Activity — Each line below must be reproduced exactly as it stands. Pictures stay out of the copy.

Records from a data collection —

-- -- --

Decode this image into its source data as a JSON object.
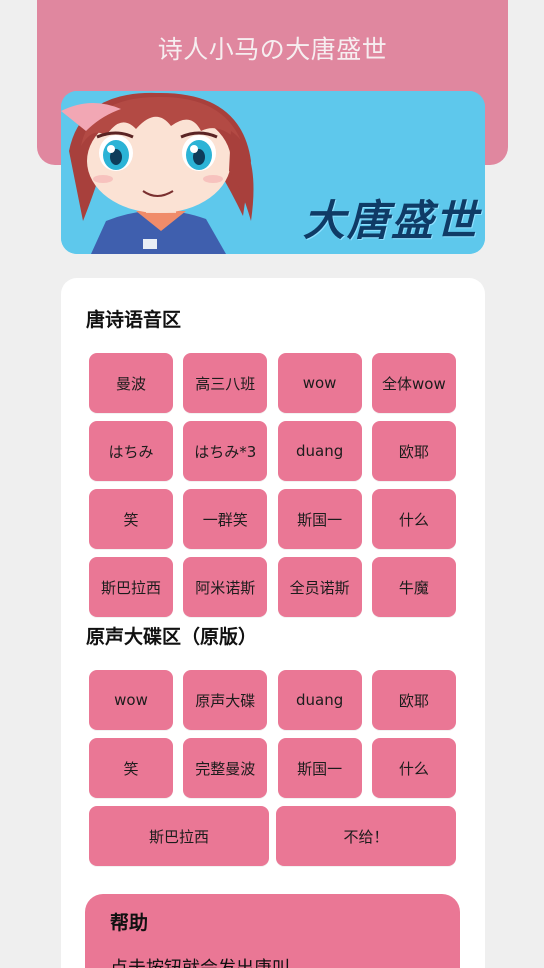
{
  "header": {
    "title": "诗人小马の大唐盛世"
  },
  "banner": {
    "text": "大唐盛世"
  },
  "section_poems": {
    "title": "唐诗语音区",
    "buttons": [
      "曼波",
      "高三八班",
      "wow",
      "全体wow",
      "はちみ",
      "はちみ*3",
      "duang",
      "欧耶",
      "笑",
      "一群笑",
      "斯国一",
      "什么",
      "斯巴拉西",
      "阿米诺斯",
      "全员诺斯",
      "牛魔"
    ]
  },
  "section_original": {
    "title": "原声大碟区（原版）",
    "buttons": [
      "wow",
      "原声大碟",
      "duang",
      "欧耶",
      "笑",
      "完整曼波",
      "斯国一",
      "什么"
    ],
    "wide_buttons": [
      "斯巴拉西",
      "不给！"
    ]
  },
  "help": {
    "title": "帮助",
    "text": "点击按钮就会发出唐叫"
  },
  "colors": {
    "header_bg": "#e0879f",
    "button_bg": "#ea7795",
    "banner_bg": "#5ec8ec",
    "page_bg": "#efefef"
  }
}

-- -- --

Your solution —
Decode this image into its source data as a JSON object.
{
  "header": {
    "title": "诗人小马の大唐盛世"
  },
  "banner": {
    "text": "大唐盛世"
  },
  "section_poems": {
    "title": "唐诗语音区",
    "buttons": [
      "曼波",
      "高三八班",
      "wow",
      "全体wow",
      "はちみ",
      "はちみ*3",
      "duang",
      "欧耶",
      "笑",
      "一群笑",
      "斯国一",
      "什么",
      "斯巴拉西",
      "阿米诺斯",
      "全员诺斯",
      "牛魔"
    ]
  },
  "section_original": {
    "title": "原声大碟区（原版）",
    "buttons": [
      "wow",
      "原声大碟",
      "duang",
      "欧耶",
      "笑",
      "完整曼波",
      "斯国一",
      "什么"
    ],
    "wide_buttons": [
      "斯巴拉西",
      "不给！"
    ]
  },
  "help": {
    "title": "帮助",
    "text": "点击按钮就会发出唐叫"
  },
  "colors": {
    "header_bg": "#e0879f",
    "button_bg": "#ea7795",
    "banner_bg": "#5ec8ec",
    "page_bg": "#efefef"
  }
}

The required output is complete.